### DATA TO EXAMINE

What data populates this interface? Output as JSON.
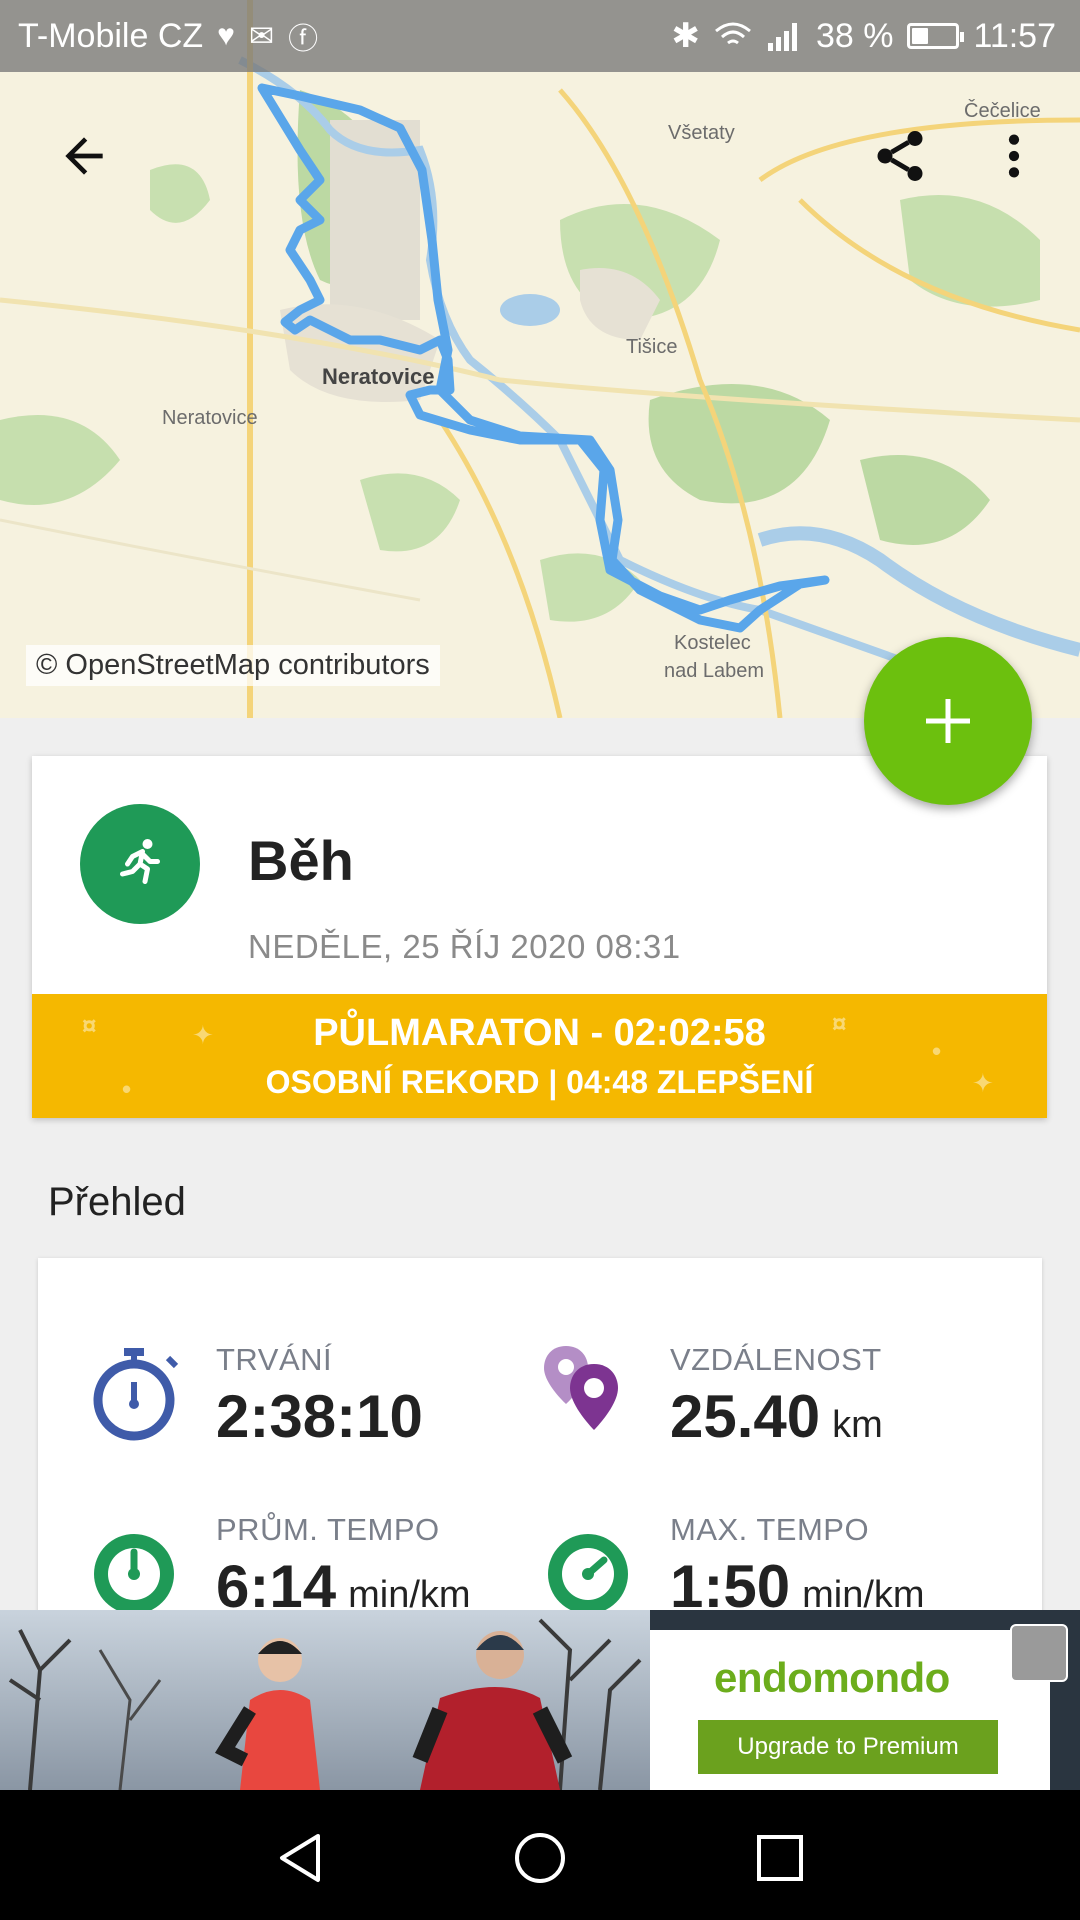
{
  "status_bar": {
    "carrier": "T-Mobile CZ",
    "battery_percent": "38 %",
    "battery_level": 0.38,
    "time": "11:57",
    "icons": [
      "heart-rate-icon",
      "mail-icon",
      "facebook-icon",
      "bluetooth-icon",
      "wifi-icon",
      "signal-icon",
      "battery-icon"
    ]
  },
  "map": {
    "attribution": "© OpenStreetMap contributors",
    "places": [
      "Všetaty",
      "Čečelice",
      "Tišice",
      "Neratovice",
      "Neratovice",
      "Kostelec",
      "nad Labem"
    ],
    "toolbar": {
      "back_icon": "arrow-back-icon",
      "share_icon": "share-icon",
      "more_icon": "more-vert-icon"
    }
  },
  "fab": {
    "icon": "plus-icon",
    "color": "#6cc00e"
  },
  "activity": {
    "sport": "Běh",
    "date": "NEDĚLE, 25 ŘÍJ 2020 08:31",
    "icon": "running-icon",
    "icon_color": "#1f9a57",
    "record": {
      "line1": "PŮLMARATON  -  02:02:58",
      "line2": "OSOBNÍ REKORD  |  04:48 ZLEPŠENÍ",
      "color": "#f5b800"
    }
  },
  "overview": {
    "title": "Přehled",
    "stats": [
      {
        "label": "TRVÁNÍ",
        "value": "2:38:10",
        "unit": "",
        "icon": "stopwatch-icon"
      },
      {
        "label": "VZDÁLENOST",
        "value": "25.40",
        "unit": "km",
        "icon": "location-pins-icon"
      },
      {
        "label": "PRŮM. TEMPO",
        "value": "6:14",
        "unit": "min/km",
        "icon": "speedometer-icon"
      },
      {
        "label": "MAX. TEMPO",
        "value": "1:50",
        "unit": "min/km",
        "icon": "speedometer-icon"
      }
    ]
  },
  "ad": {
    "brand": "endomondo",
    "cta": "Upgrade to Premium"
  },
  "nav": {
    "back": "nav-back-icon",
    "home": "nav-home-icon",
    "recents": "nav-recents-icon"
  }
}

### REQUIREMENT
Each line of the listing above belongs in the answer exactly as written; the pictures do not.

### TASK OUTPUT
What data populates this interface? Output as JSON.
{
  "status_bar": {
    "carrier": "T-Mobile CZ",
    "battery_percent": "38 %",
    "battery_level": 0.38,
    "time": "11:57",
    "icons": [
      "heart-rate-icon",
      "mail-icon",
      "facebook-icon",
      "bluetooth-icon",
      "wifi-icon",
      "signal-icon",
      "battery-icon"
    ]
  },
  "map": {
    "attribution": "© OpenStreetMap contributors",
    "places": [
      "Všetaty",
      "Čečelice",
      "Tišice",
      "Neratovice",
      "Neratovice",
      "Kostelec",
      "nad Labem"
    ],
    "toolbar": {
      "back_icon": "arrow-back-icon",
      "share_icon": "share-icon",
      "more_icon": "more-vert-icon"
    }
  },
  "fab": {
    "icon": "plus-icon",
    "color": "#6cc00e"
  },
  "activity": {
    "sport": "Běh",
    "date": "NEDĚLE, 25 ŘÍJ 2020 08:31",
    "icon": "running-icon",
    "icon_color": "#1f9a57",
    "record": {
      "line1": "PŮLMARATON  -  02:02:58",
      "line2": "OSOBNÍ REKORD  |  04:48 ZLEPŠENÍ",
      "color": "#f5b800"
    }
  },
  "overview": {
    "title": "Přehled",
    "stats": [
      {
        "label": "TRVÁNÍ",
        "value": "2:38:10",
        "unit": "",
        "icon": "stopwatch-icon"
      },
      {
        "label": "VZDÁLENOST",
        "value": "25.40",
        "unit": "km",
        "icon": "location-pins-icon"
      },
      {
        "label": "PRŮM. TEMPO",
        "value": "6:14",
        "unit": "min/km",
        "icon": "speedometer-icon"
      },
      {
        "label": "MAX. TEMPO",
        "value": "1:50",
        "unit": "min/km",
        "icon": "speedometer-icon"
      }
    ]
  },
  "ad": {
    "brand": "endomondo",
    "cta": "Upgrade to Premium"
  },
  "nav": {
    "back": "nav-back-icon",
    "home": "nav-home-icon",
    "recents": "nav-recents-icon"
  }
}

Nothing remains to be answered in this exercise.